MONTGOMERY, AL (WSFA) -
Alabama State University has spent more than $310,000 in legal fees related to a forensic examination of its finances since January.
WSFA 12 News filed an open records request Oct. 18 asking for all invoices and copies of checks to the firms of Melton Espy Williams P.C., Copeland Screws Franco & Gil P.A. and White Arnold & Dowd P.C.
Overall, ASU has spent $312,192.49 on legal fees since January relating to the forensic audit.
ASU provided WSFA 12 News with financial records as well as redacted invoices. Attorneys for ASU cited attorney-client privilege as the reason for the redacted documents.
ASU employed the three firms to assist during the forensic audit process. Attorneys Joe Espy, Bobby Segall, and Judge U.W. Clemon were all copied on correspondence between ASU and the governor's office at different junctures of the audit process.
ASU has retained Judge Clemon, a former Federal District Judge in Birmingham, the longest. Payments to Clemon's firm, White Arnold & Dowd started on March 15. White Arnold & Dowd has received $244,763.33 -- by far the most money from ASU since January.
Clemon's firm specifically handled most matters relating to the forensic audit including the furnishing of documents to the firm Forensic Strategic Solutions, the scheduling of interviews and correspondence with forensic auditors.
Bobby Segall and Joe Espy were carbon copied on letters sent to and from Dr. William Harris, ASU's interim president, and Gov. Robert Bentley.
The firm of Melton Espy Williams received $51,419.95 for legal services.
WSFA's request did not include invoices for services or copies of checks for the month of October.
ASU has been the subject of a forensic financial investigation since January after the university's former president of just two months, Dr. Joseph Silver, raised questions and concerns of financial wrongdoing at the university.
Auditors provided Gov. Bentley a preliminary report of their findings, which included allegations and evidence of possible fraud, financial mismanagement, and conflicts of interest by three current and former members of the ASU Board of Trustees.

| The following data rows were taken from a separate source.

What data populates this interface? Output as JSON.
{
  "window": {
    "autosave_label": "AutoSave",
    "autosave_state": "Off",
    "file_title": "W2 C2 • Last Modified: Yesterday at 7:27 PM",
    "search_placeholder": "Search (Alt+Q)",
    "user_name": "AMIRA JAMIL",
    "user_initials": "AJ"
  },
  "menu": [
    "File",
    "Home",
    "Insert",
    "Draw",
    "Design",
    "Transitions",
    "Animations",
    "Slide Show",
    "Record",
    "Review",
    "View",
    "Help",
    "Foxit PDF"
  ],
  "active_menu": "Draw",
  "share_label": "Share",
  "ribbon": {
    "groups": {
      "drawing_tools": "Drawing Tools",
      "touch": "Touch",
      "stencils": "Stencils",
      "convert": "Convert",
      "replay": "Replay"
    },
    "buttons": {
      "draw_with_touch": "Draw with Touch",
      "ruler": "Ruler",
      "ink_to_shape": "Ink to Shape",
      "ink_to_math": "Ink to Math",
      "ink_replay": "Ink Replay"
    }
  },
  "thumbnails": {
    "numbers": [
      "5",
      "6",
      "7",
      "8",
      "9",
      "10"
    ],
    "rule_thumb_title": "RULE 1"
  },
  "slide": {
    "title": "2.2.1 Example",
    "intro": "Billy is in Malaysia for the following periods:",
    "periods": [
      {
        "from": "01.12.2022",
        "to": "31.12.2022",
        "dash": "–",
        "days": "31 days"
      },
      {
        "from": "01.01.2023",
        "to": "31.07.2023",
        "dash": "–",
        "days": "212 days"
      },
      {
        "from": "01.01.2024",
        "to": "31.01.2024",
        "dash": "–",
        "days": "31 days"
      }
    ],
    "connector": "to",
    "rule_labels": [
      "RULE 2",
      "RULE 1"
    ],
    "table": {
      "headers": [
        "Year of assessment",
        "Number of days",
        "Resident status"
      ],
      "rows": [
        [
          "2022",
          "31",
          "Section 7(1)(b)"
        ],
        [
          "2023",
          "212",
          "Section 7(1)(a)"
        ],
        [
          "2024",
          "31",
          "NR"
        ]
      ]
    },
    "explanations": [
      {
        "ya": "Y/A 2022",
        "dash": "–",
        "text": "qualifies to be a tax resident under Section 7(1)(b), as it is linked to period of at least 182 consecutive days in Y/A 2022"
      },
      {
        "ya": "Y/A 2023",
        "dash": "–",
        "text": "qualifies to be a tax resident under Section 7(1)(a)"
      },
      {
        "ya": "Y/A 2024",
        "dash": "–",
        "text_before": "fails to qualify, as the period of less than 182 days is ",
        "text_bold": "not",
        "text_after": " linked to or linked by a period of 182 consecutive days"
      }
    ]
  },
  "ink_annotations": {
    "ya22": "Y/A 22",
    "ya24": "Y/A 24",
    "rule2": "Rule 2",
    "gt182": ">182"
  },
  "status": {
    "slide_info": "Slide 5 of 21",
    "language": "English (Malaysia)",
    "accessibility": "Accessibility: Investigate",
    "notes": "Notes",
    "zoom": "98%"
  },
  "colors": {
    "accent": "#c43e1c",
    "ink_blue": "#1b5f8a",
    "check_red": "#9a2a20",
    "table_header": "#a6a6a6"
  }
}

Gov. Bentley has since turned over the findings by FSS to Alabama's Attorney General and to federal authorities.